That old adage about video games rotting your brain? As it turns out, it's not completely untrue. Research shows that too much screen time can have negative effects. Because of this, my husband and I are focused on making sure that both the quality and quantity of screen time in our house is appropriate for the age and stage of each of our children.

If your kids are in school, chances are they've grown accustomed to a scheduled day and probably even appreciate the structure of knowing what comes next. You don't need to run your home like a classroom, but breaking up the day with a bit of a routine can be helpful for everyone. You might plan certain blocks of time for outside play, for screen time and for quiet table activities like reading or drawing.

Here are a few ideas we've implemented in our house:

1. Clean before screen.
I've found reserving screen time as a reward for a clean house to be hugely effective. I confess that my kids know their way around an iPad and have probably seen every "Phineas and Ferb" episode known to man. However, we do have one very golden rule in this house when it comes to screen time: clean before screen. This philosophy is so ingrained in their minds that any time we've announced that it's time to watch a show, they've immediately started picking up. Screen time is a great motivator.

2. Use screen time as a homework reward.
Again, this one is a win-win. Requiring kids to complete their homework before screen time can be a great motivator during the week. It also encourages kids to develop the concept of "delayed gratification": work first, play second.

3. Use a timer.
This isn't just for the kids' benefit. It's easy to lose track of time when kids are placated in front of a screen. I admit that it makes life easier and allows me to get lost in my own screen as well. Set a timer for any screen time you engage in, and decide beforehand how long that period will be. When the timer rings, move on.

4. Use a token system for screen time.
We have found that a token economy is the best way for us to negotiate screen time. In our house, screen time is a privilege, not a right. Each of my kids has the chance to earn screen time for the following day by being respectful and following the rules. If they aren't toeing the line with their behavior, the privilege is lost.
We use wooden Popsicle sticks as tickets for each child's screen time for the day. Each child has a Mason jar and the opportunity to earn two sticks per day: one to redeem for a TV show and one to redeem for 30 minutes playing on the computer or on my phone. It's simple, but it works. When they decide they want to redeem their screen time, they turn their stick in to me. I set the timer to 30 minutes, and once it rings, their time is up. They can start over the following day.

Kids can choose to use their screen time together. For example, my kids might decide to watch a "Jake and the Never Land Pirates" episode together. But if they watch together, then all of the tokens must be relinquished. If they don't want to spend their token and another child is watching a show, they have to do an activity in another room.

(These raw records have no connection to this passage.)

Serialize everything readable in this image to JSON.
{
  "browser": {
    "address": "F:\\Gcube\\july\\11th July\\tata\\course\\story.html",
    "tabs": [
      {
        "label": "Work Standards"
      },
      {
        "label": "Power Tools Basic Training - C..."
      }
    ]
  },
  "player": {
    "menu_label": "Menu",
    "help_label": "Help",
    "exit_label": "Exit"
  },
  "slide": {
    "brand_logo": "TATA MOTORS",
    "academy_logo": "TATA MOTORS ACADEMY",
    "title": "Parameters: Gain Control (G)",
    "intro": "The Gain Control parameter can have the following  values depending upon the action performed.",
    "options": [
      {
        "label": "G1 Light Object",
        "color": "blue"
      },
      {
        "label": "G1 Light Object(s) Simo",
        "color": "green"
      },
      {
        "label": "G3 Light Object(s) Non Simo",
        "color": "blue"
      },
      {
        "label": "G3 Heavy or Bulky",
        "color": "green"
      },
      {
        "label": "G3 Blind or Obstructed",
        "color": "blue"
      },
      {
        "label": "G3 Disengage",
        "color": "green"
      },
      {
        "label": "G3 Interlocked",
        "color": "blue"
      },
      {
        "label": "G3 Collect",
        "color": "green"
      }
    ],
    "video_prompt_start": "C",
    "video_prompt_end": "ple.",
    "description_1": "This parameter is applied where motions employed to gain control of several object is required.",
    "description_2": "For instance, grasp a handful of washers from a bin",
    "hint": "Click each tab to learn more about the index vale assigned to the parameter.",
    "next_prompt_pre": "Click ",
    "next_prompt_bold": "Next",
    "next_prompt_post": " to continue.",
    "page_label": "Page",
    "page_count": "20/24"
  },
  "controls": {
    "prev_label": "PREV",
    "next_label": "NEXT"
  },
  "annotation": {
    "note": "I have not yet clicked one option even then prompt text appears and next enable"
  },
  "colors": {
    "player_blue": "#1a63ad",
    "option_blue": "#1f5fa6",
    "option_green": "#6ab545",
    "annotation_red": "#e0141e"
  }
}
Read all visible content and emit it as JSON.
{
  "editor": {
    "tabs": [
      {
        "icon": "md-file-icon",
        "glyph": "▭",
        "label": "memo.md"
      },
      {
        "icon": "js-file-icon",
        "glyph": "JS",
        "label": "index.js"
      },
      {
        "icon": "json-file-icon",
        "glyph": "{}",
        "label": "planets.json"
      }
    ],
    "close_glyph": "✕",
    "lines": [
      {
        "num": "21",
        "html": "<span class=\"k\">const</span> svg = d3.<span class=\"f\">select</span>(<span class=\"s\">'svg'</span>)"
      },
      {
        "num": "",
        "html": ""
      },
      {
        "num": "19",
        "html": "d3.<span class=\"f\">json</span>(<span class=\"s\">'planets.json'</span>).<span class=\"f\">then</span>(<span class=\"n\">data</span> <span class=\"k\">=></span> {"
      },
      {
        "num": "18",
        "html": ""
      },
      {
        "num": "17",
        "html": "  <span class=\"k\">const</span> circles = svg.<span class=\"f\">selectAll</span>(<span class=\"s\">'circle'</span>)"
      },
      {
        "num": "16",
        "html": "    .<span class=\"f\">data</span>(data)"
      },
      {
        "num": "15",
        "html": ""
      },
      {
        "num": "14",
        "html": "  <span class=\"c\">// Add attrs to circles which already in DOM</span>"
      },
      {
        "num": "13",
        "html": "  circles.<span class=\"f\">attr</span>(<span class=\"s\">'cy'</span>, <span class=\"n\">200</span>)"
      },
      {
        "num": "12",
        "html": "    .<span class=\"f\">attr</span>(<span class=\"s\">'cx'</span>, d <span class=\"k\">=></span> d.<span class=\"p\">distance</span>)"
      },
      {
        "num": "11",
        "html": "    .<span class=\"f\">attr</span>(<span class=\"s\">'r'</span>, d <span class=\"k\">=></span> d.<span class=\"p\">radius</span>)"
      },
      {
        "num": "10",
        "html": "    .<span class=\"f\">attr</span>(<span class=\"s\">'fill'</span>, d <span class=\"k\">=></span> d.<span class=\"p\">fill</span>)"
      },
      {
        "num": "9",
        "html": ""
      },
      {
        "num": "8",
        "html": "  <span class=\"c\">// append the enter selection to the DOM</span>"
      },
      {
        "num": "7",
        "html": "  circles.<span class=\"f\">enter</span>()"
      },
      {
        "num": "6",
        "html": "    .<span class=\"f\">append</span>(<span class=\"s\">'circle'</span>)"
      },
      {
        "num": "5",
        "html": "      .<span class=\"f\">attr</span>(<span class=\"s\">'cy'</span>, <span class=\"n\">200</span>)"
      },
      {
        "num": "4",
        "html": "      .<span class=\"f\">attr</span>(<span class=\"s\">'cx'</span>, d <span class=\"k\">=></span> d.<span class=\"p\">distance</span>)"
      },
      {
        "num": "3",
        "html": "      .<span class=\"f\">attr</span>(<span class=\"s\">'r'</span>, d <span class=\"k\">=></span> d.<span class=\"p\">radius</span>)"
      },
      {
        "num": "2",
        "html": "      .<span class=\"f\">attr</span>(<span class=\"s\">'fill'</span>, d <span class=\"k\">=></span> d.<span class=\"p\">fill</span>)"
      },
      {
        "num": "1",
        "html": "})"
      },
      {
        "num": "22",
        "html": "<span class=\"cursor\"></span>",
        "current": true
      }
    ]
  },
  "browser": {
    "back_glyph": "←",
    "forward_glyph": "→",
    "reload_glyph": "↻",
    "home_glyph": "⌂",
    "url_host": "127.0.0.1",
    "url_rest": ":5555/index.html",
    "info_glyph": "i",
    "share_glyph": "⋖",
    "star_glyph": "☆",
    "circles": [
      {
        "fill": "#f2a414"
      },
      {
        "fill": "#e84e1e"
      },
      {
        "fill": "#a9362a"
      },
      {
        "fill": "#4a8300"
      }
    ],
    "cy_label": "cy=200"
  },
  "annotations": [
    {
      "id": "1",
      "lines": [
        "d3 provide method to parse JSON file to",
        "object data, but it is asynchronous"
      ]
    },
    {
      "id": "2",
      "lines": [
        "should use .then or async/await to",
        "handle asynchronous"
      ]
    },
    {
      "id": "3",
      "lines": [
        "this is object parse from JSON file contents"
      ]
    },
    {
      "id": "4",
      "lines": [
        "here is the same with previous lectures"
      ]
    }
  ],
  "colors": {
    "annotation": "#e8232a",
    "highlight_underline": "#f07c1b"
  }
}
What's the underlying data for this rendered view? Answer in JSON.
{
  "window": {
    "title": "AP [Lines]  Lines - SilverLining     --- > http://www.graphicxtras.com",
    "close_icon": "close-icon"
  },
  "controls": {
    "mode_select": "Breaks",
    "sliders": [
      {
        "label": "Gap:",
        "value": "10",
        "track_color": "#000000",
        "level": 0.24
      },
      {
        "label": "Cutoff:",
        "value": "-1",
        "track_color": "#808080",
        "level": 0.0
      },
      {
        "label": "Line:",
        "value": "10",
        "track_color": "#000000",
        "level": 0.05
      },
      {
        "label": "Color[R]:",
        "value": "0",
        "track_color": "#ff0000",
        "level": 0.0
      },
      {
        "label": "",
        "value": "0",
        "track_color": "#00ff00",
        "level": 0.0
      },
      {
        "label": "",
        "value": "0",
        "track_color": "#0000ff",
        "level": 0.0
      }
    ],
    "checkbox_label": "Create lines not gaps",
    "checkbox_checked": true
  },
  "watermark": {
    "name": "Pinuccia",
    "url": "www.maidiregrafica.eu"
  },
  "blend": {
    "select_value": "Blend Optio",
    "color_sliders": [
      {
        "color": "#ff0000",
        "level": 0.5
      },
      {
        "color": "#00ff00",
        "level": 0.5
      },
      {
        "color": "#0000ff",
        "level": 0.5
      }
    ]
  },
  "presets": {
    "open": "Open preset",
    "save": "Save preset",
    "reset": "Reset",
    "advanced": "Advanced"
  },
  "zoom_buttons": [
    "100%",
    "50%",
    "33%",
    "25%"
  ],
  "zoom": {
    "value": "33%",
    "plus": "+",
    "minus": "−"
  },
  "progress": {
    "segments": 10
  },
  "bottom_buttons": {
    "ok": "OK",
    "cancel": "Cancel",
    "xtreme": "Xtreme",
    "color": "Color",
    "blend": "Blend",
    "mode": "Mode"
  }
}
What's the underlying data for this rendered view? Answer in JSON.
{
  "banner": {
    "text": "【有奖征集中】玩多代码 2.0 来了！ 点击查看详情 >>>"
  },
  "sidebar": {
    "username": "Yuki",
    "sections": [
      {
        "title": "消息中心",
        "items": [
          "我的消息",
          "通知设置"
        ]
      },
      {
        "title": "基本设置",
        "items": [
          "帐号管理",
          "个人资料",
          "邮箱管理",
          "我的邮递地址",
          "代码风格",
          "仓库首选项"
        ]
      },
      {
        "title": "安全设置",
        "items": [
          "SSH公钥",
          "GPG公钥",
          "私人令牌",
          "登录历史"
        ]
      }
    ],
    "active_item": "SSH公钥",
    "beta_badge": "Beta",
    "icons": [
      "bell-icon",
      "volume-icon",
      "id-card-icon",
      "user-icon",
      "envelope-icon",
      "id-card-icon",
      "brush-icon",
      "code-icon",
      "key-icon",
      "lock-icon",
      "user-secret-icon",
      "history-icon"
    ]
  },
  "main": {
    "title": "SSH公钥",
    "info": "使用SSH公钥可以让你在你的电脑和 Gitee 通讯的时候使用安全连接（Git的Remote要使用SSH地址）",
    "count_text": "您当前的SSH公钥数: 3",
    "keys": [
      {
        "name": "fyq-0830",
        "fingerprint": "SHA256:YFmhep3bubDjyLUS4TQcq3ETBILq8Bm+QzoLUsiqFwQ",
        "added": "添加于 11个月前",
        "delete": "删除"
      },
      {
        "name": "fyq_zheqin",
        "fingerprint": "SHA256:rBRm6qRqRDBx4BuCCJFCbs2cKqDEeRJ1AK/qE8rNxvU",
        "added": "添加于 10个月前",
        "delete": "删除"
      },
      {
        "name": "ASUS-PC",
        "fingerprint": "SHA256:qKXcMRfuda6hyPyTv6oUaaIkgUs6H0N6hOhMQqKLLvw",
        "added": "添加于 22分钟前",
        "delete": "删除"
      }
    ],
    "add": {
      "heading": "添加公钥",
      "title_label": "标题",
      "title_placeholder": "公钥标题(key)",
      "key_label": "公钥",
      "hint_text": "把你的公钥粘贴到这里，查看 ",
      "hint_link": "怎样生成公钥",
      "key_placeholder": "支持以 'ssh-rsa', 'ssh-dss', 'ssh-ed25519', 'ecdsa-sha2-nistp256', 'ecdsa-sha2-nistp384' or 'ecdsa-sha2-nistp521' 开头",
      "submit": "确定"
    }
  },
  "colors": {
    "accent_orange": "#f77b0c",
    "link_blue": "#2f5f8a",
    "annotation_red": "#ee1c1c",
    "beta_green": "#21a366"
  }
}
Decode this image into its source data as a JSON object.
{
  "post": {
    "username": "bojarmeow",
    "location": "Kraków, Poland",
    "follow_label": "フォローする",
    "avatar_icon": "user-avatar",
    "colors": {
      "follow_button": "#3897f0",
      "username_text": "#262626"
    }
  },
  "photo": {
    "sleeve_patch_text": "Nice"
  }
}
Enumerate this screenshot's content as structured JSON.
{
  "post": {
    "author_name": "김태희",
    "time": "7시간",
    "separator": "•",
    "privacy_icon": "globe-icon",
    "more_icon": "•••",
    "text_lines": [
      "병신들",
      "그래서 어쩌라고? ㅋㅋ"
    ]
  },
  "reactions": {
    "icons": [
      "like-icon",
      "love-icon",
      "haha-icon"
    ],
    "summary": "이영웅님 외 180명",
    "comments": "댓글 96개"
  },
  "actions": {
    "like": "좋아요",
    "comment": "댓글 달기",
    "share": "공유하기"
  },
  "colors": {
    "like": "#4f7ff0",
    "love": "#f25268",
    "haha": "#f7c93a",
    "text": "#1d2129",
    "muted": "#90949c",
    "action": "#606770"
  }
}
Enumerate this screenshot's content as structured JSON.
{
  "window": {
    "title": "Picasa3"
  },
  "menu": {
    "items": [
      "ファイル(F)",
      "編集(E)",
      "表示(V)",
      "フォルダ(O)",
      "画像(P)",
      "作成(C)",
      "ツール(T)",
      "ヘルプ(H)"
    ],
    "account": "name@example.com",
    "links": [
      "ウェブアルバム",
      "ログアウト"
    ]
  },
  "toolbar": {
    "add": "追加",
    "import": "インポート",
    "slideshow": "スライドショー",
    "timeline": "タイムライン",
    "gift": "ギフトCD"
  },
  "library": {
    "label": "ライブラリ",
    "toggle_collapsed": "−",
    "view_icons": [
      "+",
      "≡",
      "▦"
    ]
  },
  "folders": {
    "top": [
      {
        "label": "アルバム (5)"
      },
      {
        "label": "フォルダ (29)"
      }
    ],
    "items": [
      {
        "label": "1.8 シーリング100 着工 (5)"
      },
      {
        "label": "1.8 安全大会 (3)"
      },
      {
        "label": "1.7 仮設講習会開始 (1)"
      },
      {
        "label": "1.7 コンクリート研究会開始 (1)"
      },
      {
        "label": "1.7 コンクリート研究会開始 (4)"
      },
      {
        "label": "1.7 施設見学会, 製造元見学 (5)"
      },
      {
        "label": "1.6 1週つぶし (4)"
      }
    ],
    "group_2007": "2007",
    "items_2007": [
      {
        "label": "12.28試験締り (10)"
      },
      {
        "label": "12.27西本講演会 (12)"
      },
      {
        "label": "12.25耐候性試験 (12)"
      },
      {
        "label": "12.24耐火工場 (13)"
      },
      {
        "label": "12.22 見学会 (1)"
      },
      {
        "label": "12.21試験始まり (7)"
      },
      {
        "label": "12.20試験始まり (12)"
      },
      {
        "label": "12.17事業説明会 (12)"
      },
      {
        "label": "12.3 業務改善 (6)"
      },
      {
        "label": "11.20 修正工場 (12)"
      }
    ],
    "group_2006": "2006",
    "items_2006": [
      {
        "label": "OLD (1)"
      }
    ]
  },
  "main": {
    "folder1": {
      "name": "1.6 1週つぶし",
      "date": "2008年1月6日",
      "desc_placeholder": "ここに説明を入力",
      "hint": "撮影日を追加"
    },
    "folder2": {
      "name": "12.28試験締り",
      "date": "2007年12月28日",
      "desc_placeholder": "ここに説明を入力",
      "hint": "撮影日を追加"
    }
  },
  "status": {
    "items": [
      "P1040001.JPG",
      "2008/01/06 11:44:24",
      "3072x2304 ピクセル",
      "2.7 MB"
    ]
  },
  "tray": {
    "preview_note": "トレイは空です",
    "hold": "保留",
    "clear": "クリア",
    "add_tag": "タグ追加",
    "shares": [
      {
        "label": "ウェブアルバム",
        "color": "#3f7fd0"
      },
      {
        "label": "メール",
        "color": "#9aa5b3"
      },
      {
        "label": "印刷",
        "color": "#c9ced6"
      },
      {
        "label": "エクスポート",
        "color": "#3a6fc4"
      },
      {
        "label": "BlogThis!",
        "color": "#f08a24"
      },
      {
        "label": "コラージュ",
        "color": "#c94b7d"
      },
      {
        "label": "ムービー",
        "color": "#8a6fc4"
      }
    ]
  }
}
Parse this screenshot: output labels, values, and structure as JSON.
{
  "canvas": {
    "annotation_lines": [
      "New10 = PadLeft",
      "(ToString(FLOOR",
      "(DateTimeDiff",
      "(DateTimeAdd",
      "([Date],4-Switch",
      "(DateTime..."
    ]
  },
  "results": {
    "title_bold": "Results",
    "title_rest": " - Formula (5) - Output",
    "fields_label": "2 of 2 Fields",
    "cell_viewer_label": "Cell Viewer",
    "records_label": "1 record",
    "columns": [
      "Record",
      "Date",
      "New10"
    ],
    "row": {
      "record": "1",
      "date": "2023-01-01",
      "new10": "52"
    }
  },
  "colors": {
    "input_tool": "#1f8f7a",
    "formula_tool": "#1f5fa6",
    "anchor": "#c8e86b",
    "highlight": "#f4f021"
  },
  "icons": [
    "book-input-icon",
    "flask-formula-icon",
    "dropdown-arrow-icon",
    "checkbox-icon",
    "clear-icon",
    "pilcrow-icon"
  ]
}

Any symbol can work for this kind of system: a marble, a star sticker, a laminated paper certificate ... But the key is choosing something that represents the children's screen time and that they must relinquish once they have decided to use it. This is a concrete way for parents to keep things in check and for kids to understand limits.

How to do negotiate screen time with your kids? Are you comfortable with the amount of screen time your kids have, or would you like to implement more controls?